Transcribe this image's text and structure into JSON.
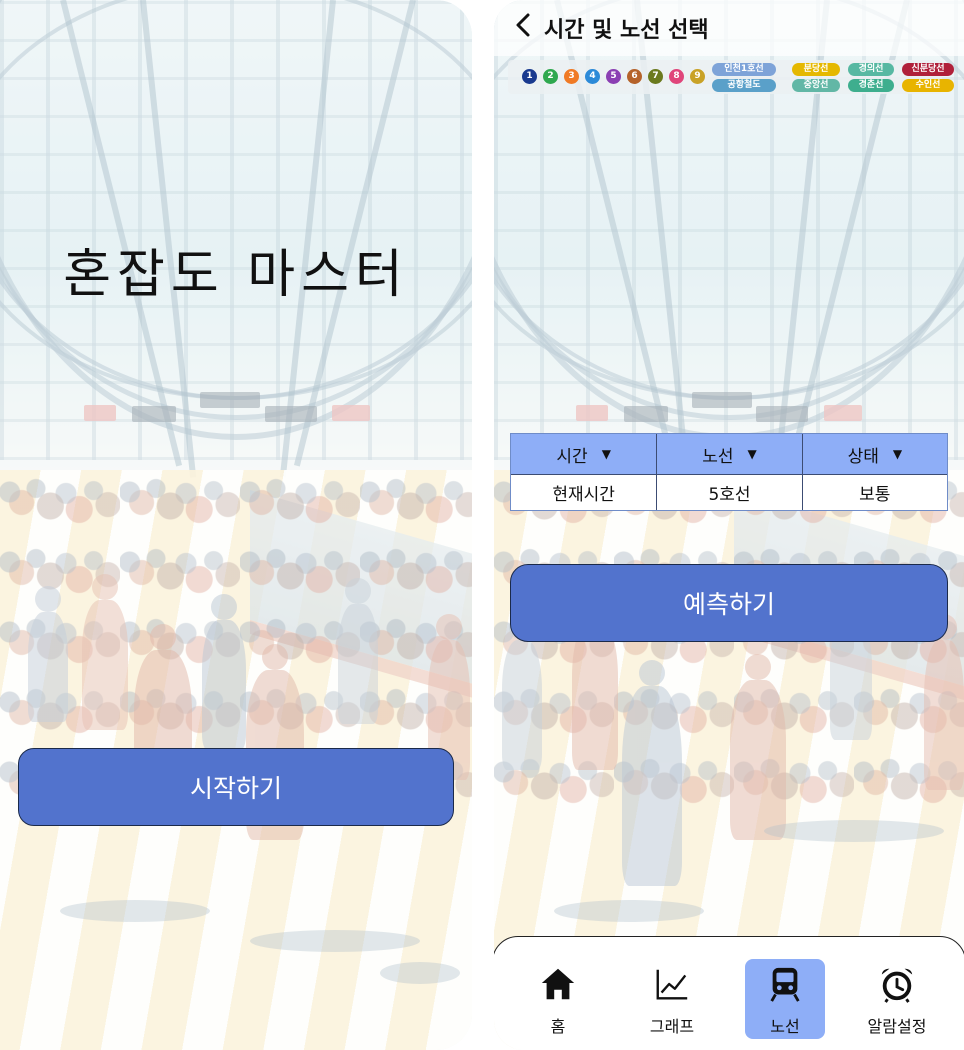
{
  "start_screen": {
    "title": "혼잡도 마스터",
    "start_button": "시작하기"
  },
  "select_screen": {
    "header": {
      "title": "시간 및 노선 선택"
    },
    "line_legend": {
      "numbered_lines": [
        {
          "label": "1",
          "color": "#1a3a8f"
        },
        {
          "label": "2",
          "color": "#2fa84f"
        },
        {
          "label": "3",
          "color": "#f07a25"
        },
        {
          "label": "4",
          "color": "#2c8ad8"
        },
        {
          "label": "5",
          "color": "#8b3fb3"
        },
        {
          "label": "6",
          "color": "#b5622a"
        },
        {
          "label": "7",
          "color": "#6b7a1e"
        },
        {
          "label": "8",
          "color": "#e0457a"
        },
        {
          "label": "9",
          "color": "#c9a227"
        }
      ],
      "named_lines": [
        {
          "label": "인천1호선",
          "color": "#7ea3d8"
        },
        {
          "label": "분당선",
          "color": "#e5b800"
        },
        {
          "label": "경의선",
          "color": "#57b8a2"
        },
        {
          "label": "신분당선",
          "color": "#b0203a"
        },
        {
          "label": "공항철도",
          "color": "#5aa0c9"
        },
        {
          "label": "중앙선",
          "color": "#62b7a6"
        },
        {
          "label": "경춘선",
          "color": "#3eae8e"
        },
        {
          "label": "수인선",
          "color": "#e8b400"
        }
      ]
    },
    "table": {
      "headers": [
        "시간",
        "노선",
        "상태"
      ],
      "values": [
        "현재시간",
        "5호선",
        "보통"
      ]
    },
    "predict_button": "예측하기",
    "nav": {
      "items": [
        {
          "label": "홈",
          "icon": "home-icon"
        },
        {
          "label": "그래프",
          "icon": "chart-icon"
        },
        {
          "label": "노선",
          "icon": "train-icon",
          "active": true
        },
        {
          "label": "알람설정",
          "icon": "alarm-clock-icon"
        }
      ]
    }
  }
}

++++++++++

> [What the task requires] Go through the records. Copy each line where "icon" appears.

> [Response below]
          "icon": "home-icon"
          "icon": "chart-icon"
          "icon": "train-icon",
          "icon": "alarm-clock-icon"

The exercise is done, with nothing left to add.